ISDN on the other hand, enables both voice and data services to be delivered simultaneously over digital lines. When it was first rolled out in the late 1980s, ISDN was ideal for businesses, as it had the capacity to support early video-conferencing systems, whilst also functioning as an analogue phone line.
What is VoIP and how does it work?
VoIP - colloquially known as Internet telephony - is not a wholly new technology. It has been a proven platform for voice for some time. Put into lay terms, VoIP lets you make and receive calls – as with an ordinary office phone – but it uses the Internet, instead of the PSTN.
VoIP converts analogue voice signals to compressed digital signals that translate to Internet Protocol (IP) packets. These IP packets are then transmitted over the Internet and converted back to a regular analogue telephone signal, if the end user has a regular telephone.
What about its features?
VoIP offers a vast range of features, including:
- Unlimited extensions
- Voicemail (to phone and email)
- Call recording
- Digital Receptionist
- Interactive voice response (digital receptionist function)
- On hold music
- Multi-site capabilities
What about the installation process?
Installing VoIP is very straightforward. If your business always has a high-speed Internet connection with adequate upload speeds of at least 2 Mbps, and an IP-based phone system, all that is needed is an adaptor to connect your Internet router to your main phone system.
If your current system is an entirely old circuit switched technology, it may be more beneficial to upgrade fully to a modern IP system.
What should businesses do?
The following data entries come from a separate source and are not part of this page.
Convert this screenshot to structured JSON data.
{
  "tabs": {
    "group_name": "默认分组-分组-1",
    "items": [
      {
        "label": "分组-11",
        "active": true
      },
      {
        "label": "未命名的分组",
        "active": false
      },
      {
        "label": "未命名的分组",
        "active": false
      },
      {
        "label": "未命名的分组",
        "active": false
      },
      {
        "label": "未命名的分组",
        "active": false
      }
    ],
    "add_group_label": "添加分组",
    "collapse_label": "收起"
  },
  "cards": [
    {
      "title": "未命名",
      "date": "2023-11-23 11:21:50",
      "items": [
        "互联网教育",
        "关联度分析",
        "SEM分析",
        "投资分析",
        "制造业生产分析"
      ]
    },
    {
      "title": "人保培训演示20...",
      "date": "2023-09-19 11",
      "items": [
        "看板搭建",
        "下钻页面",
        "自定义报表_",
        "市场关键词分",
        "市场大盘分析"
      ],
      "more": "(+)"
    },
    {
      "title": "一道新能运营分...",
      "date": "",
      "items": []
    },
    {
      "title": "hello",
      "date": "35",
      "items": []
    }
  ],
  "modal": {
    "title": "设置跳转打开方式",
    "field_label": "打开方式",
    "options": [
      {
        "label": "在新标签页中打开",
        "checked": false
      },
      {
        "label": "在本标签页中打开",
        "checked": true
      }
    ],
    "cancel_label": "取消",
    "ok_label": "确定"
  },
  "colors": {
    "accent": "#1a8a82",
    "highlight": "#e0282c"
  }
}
While 2025 may seem a long way off, 2020 is just around the corner. Seeking advice from a telecoms specialist can help businesses to work out exactly what they do or don’t need to do, as the switch approaches. It is best to do this sooner rather than later. Ultimately, the changes are inevitable, so it makes sense to start reaping the benefits of contemporary telecoms now.